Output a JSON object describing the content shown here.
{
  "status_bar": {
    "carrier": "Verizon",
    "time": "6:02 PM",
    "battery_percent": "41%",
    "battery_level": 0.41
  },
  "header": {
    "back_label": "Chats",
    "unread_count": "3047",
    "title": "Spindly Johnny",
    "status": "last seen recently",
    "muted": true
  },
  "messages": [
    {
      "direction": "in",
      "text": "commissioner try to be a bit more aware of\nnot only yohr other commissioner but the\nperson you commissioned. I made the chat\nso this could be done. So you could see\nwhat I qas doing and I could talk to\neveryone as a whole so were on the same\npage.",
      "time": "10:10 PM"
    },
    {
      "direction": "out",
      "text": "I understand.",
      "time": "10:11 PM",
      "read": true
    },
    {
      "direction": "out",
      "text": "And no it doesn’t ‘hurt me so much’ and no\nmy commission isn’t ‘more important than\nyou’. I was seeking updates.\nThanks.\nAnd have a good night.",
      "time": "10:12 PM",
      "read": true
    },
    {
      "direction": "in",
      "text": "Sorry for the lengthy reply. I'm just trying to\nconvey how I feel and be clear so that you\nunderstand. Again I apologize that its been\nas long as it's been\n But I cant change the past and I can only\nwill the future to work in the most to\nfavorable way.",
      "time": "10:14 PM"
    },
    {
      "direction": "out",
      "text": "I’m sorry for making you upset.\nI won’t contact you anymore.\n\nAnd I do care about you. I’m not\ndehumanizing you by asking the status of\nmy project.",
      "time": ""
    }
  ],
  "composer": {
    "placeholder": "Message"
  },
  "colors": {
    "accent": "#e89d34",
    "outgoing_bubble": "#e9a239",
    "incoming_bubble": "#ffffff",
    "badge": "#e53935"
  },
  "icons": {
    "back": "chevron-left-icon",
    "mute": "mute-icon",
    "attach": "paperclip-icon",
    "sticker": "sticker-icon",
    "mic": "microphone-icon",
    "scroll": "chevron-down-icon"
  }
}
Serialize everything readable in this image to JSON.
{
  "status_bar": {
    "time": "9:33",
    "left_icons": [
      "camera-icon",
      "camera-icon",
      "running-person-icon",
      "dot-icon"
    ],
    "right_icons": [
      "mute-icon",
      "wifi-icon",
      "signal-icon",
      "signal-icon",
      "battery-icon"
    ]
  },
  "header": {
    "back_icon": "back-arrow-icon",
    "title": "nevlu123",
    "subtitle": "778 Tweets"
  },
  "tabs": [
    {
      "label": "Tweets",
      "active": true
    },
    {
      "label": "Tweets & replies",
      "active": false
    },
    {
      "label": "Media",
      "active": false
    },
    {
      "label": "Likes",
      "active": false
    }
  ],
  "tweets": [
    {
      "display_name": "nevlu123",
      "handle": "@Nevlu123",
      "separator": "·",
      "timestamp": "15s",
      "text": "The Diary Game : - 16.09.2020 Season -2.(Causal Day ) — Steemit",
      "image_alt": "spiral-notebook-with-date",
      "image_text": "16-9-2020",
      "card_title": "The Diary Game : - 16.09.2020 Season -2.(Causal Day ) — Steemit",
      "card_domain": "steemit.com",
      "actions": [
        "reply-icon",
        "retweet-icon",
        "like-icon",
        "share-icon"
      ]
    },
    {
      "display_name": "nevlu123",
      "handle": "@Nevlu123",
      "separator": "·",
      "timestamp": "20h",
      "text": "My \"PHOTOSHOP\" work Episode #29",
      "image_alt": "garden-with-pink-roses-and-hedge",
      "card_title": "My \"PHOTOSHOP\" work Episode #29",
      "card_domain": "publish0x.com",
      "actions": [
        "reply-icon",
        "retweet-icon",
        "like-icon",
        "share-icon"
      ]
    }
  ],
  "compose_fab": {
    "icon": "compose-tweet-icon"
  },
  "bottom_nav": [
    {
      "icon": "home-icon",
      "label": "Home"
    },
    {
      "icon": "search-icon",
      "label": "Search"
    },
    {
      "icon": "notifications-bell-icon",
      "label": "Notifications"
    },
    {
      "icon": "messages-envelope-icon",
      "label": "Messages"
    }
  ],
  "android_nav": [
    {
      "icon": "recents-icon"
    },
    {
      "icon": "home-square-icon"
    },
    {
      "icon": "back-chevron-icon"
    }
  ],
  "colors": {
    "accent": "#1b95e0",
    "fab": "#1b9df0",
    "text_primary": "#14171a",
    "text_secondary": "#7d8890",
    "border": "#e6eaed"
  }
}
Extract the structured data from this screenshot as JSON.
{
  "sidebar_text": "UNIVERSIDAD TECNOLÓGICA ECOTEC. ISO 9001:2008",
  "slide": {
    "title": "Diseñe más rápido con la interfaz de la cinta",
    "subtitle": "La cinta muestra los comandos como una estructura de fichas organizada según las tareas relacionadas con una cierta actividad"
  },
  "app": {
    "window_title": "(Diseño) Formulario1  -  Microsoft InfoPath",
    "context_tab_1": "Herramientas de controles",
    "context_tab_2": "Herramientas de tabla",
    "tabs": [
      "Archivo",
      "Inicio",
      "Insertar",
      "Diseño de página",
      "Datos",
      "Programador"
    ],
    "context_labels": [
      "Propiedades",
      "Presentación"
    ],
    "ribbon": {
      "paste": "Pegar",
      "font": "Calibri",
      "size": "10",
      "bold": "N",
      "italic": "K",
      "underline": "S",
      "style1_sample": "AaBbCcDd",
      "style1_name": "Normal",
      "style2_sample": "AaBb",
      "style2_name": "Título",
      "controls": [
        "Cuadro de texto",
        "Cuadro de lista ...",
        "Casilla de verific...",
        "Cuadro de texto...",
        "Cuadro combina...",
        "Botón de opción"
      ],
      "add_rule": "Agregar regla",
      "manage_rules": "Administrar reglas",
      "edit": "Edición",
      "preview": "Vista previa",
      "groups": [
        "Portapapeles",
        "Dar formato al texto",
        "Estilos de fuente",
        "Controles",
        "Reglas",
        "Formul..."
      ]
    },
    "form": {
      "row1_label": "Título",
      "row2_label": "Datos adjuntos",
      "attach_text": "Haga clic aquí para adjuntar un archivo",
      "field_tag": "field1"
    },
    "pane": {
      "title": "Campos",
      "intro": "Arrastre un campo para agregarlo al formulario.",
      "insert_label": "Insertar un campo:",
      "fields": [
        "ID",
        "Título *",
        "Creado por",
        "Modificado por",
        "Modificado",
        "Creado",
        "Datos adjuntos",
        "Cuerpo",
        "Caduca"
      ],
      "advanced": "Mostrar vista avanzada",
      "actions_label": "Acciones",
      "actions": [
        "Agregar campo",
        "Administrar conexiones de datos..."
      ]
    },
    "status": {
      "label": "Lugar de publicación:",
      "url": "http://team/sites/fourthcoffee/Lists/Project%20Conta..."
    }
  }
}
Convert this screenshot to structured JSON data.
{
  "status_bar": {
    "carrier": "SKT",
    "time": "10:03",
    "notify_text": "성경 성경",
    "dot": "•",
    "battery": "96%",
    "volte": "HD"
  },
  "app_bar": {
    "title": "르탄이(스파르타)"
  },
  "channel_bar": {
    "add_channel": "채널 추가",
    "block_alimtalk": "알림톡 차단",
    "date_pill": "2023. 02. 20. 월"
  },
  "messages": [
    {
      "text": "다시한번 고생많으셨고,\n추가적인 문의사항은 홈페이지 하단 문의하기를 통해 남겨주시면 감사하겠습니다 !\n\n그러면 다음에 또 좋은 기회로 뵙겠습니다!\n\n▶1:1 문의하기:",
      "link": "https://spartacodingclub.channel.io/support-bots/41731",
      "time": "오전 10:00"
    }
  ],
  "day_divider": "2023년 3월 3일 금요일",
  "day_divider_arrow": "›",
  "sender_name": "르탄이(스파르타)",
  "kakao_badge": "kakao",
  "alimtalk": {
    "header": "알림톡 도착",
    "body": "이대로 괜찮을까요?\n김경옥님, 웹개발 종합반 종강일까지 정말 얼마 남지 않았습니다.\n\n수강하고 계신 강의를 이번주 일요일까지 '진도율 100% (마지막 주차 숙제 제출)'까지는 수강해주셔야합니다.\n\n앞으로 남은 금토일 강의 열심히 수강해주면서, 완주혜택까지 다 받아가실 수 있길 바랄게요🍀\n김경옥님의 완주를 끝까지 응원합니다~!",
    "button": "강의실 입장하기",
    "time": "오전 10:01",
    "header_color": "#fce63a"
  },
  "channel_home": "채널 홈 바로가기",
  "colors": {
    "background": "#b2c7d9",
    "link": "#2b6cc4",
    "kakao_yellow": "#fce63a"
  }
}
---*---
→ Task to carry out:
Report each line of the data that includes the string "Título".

→ Answer to the problem:
      "style2_name": "Título",
      "row1_label": "Título",
        "Título *",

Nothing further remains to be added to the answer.